The interesting case study of a 53 year old male presenting with acute LV failure, with a family history of spontaneous pulmonary artery rupture in the mother at age 42. Subsequent imaging demonstrated an aberrant RCA originating from the main pulmonary artery with collateral supply from the left circumflex. There was an aneurysm in the proximal RCA communicating via a fistula with an aneurysm of the proximal LAD, and severe LV dilatation and impairment. The man underwent successful surgery and remains well at one year follow up.
Summarised by Sarah Catchpoole
Herman et al. identified 77 patients from a registry with documented progression from non-severe to severe aortic stenosis (AS) by transthoracic echocardiographic examinations performed at least 6 months apart. The patients were grouped retrospectively into high-gradient AS, low-gradient AS, and further low-gradient subgroups. Overall, the authors conclude that the natural history of high-gradient AS is one of faster progression and earlier valve replacement. In contrast, while low gradient AS has slower progression, it should be considered a more systemic disease, with worse clinical outcomes and requiring a broader approach to treatment. The authors suggest early stratification of non-severe AS is possible and clinically important.
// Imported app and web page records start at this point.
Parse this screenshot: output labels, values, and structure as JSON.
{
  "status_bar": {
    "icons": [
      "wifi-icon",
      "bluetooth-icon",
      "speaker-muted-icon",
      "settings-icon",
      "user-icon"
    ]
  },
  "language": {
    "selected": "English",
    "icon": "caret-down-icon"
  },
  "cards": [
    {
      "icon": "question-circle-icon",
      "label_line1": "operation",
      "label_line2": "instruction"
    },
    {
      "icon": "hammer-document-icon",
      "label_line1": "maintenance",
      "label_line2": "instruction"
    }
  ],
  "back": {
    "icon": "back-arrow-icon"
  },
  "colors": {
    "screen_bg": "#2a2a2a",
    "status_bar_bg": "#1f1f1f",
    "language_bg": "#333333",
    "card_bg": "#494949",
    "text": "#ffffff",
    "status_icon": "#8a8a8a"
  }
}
Direct Factor Xa inhibitor andexanet has demonstrated both efficacy and safety in this phase of the ANNEXA-A and ANNEXA-R trials. In healthy older volunteers, bolus administration reversed the anticoagulant effects of apixaban and rivaroxaban within 2-5 minutes, without serious adverse clinical events. The effects were sustained if administration continued as an infusion.
NEJM Summary Video
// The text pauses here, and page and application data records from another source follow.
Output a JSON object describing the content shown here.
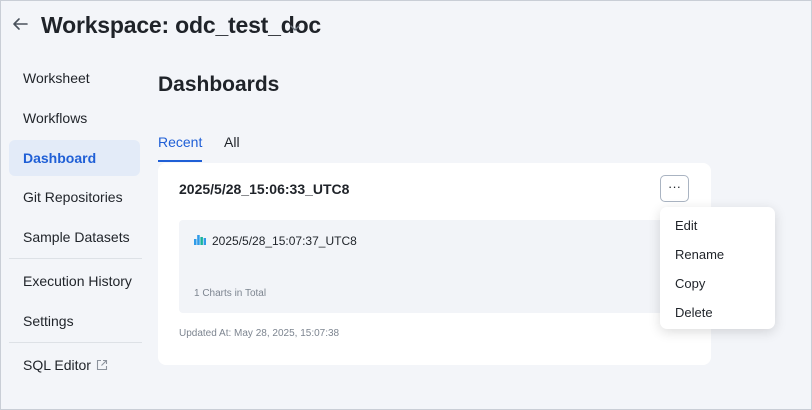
{
  "header": {
    "title": "Workspace: odc_test_doc"
  },
  "sidebar": {
    "items": [
      {
        "label": "Worksheet"
      },
      {
        "label": "Workflows"
      },
      {
        "label": "Dashboard",
        "active": true
      },
      {
        "label": "Git Repositories"
      },
      {
        "label": "Sample Datasets"
      },
      {
        "label": "Execution History"
      },
      {
        "label": "Settings"
      },
      {
        "label": "SQL Editor",
        "external": true
      }
    ]
  },
  "main": {
    "title": "Dashboards",
    "tabs": [
      {
        "label": "Recent",
        "active": true
      },
      {
        "label": "All",
        "active": false
      }
    ],
    "card": {
      "title": "2025/5/28_15:06:33_UTC8",
      "more_label": "···",
      "chart_name": "2025/5/28_15:07:37_UTC8",
      "chart_count": "1 Charts in Total",
      "updated_at": "Updated At: May 28, 2025, 15:07:38"
    },
    "menu": {
      "items": [
        "Edit",
        "Rename",
        "Copy",
        "Delete"
      ]
    }
  },
  "colors": {
    "accent": "#1f5fd6",
    "active_bg": "#e3ebf8",
    "page_bg": "#f3f5f9",
    "chart_icon": "#2f9be8"
  },
  "icons": [
    "back-arrow-icon",
    "chevron-down-icon",
    "external-link-icon",
    "bar-chart-icon"
  ]
}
Andexanet Alfa Mechanism of Action Video
In the first human trial of a novel self-expanding transcatheter heart valve (BIOVALVE), device success was achieved in 9 out of 13 enrolled patients. Re-sheathing was performed in 5 patients. At 30 day follow up, NYHA class had improved in 7 patients, and echocardiographic parameters of valve function were overall good. The overall 30 day complication rate was low (1 valve-invalve procedure, 1 episode of life-threatening bleeding, 1 hospitalisation for congestive heart failure, and 3 patients requiring pacemaker implantation) with no death or other major complications. The authors conclude the BIOVALVE system has here demonstrated feasibility and safety, although further studies will be required.
Summarised by Andrew Haymet
Kaier et al. “Heart Team” decision making in elderly patients with symptomatic aortic valve stenosis who underwent AVR or TAVI – a look behind the curtain. Results of the prospective TAVI Calculation of Costs Trial (TCCT). EuroIntervention. 2015 Nov
Decision making processes under routine conditions by “Heart Teams” involving patients eligible for either surgical aortic valve replacement (AVR) or transcatheter aortic valve implantation (TAVI) remain poorly understood. A non-randomised prospective clinical trial of 124 patients was used to retrospectively replicate the decision making process. Two year survival rates of 75% were observed irrespective of AVR or TAVI treatment, suggesting decisions made by the “Heart Team” were appropriate.
The presence of a redundant Eustachian Valve (EV) can be difficult to distinguish from a double atrial septum (DAS). The former is generally anterior, whilst the latter tends to be posteriorly and to the left of the inferior vena cava. A percutaneous closure technique of an atrial septal defect (ASD) is described in a patient in whom a transoesophageal echocardiography (TOE) showed a possible, yet undetected DAS. An RV pigtail catheter was found to be particularly useful to avoid tissue interference during ASD occlusion, and to differentiate between anatomical variations.